On August 2, 1943, Kennedy’s PT 109 and two others were on a night mission to ambush an enemy supply convoy when they were surprised by a massive Japanese destroyer. The unsuspecting Americans had only seconds to react as the Japanese captain turned his ship to ram directly into Kennedy’s. PT 109 was cut in half by the collision, killing two of Kennedy’s 12 crewmen and wounding several others in the explosion.
In Harm’s Way tells the gripping story of what happened next as JFK fought to save his surviving crew members who found themselves adrift in enemy waters. Photographs round out the exciting narrative in the first book to cover this adventurous tale for young readers.
Whoosh!: Lonnie Johnson’s Super-Soaking Stream of Inventions by Chris Barton
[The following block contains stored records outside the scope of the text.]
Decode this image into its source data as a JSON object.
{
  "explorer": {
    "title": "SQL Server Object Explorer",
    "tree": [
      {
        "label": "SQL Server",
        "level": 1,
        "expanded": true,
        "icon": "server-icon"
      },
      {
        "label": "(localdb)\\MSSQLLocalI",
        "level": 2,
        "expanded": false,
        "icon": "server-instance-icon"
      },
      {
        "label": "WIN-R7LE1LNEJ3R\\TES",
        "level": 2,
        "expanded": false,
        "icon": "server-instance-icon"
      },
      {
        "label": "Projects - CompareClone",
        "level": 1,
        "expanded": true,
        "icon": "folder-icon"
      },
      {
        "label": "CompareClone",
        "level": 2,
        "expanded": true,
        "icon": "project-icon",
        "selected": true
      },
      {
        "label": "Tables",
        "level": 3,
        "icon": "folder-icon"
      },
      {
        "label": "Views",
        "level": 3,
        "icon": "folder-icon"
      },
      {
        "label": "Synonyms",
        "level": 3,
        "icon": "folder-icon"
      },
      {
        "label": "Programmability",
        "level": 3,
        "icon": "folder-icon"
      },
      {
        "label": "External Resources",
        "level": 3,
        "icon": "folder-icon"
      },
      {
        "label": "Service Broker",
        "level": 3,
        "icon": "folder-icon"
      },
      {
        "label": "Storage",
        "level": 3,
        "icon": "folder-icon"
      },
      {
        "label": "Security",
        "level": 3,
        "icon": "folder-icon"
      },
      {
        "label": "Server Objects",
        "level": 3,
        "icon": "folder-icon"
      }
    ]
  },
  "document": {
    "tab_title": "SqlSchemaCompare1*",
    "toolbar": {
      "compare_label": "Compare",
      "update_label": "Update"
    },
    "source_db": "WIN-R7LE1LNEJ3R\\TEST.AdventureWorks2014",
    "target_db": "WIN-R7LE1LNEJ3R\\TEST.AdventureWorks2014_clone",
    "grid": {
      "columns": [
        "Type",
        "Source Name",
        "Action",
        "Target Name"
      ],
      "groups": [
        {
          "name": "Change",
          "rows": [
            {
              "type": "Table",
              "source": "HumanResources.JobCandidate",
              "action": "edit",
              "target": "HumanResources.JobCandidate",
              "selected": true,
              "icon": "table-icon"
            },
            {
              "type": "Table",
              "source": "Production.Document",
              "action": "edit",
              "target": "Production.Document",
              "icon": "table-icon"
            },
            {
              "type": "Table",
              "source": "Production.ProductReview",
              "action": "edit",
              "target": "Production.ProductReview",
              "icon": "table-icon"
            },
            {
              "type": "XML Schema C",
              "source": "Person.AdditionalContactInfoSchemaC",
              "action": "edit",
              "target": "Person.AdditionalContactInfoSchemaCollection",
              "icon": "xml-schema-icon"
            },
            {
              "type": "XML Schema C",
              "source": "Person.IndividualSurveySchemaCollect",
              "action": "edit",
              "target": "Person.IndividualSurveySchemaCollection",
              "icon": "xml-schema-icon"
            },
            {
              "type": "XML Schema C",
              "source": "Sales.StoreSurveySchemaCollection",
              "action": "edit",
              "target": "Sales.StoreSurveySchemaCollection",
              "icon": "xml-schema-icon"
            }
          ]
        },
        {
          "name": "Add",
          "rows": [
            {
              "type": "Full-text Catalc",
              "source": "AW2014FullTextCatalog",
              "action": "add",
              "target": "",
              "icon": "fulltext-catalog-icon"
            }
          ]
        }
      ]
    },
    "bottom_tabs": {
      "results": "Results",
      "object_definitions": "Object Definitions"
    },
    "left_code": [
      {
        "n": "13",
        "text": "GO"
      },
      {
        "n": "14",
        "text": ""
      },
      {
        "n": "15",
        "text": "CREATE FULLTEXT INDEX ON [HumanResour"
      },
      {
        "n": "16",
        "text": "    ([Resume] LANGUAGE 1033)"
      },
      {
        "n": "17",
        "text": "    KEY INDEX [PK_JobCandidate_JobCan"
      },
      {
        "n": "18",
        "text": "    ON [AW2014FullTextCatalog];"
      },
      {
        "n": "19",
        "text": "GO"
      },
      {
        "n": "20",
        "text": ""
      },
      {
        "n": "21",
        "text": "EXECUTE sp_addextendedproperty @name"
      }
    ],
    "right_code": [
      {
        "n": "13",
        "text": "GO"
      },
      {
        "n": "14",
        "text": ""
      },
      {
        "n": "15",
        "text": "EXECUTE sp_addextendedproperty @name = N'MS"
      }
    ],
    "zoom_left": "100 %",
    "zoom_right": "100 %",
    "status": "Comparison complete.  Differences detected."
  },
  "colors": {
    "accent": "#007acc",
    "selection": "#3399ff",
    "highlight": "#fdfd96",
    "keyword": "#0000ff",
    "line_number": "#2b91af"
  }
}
A childhood favorite and summer staple, the Super Soaker was invented entirely by accident. Trying to create a new cooling system for rockets, inventor Lonnie Johnson instead created the mechanics for an iconic toy.
Lonnie Johnson’s life began alongside a whole mess of brothers and sisters and grew to include a love for rockets, robots, inventions, and creativity. With persistence and a passion for problem solving, he became an engineer and worked for NASA. But it is his invention of the Super Soaker water gun that has made his most memorable splash with kids and adults.
Sea Prayer by Khaled Hosseini
A short, powerful, illustrated book written by beloved novelist Khaled Hosseini in response to the current refugee crisis, Sea Prayer is composed in the form of a letter, from a father to his son, on the eve of their journey. Watching over his sleeping son, the father reflects on the dangerous sea-crossing that lies before them. It is also a vivid portrait of their life in Homs, Syria, before the war, and of that city’s swift transformation from a home into a deadly war zone.
One Fun Day with Lewis Carroll: A celebration of wordplay and a girl named Alice by Kathleen Krull
The wordsmith Lewis Carroll is famed for the freewheeling world of Wonderland in his beloved classics Alice’s Adventures in Wonderland and Through the Looking Glass. In this gloriously illustrated picture book, Carroll’s childlike love of life is showcased alongside his brilliance at creating and adapting playful words and phrases. Frombrilliganduglificationtofrumiousandchortle, the award-winning author Kathleen Krull uses many of Carroll’s own words to tell the story of a man who wanted to make children laugh and whose legacy continues to entertain and delight.
Drawn Together by Minh Le
When a young Asian American boy visits his Thai-speaking grandfather, despite granddad’s best efforts—a hot dog for dinner, control of the TV remote—the language barrier and the generational divide seem insurmountable. Until, that is, the boy brings out his paper and markers and they’re matched by his grandfather’s sketchbook and paintbrush.
Together, they’re drawn into a vibrant world of boy wizards and mythical Thai warriors, and “all the things we could never say come pouring out.” They discover each other in imaginary battle against a fearsome dragon, before the end of the evening heralds a new beginning for them both. Lê’s poignant and deeply meaningful tale is rocketed into the stratosphere by Santat’s dynamic and playful visuals, imaginatively conceived and action-packed even as they potently evoke the culture they’re drawn from.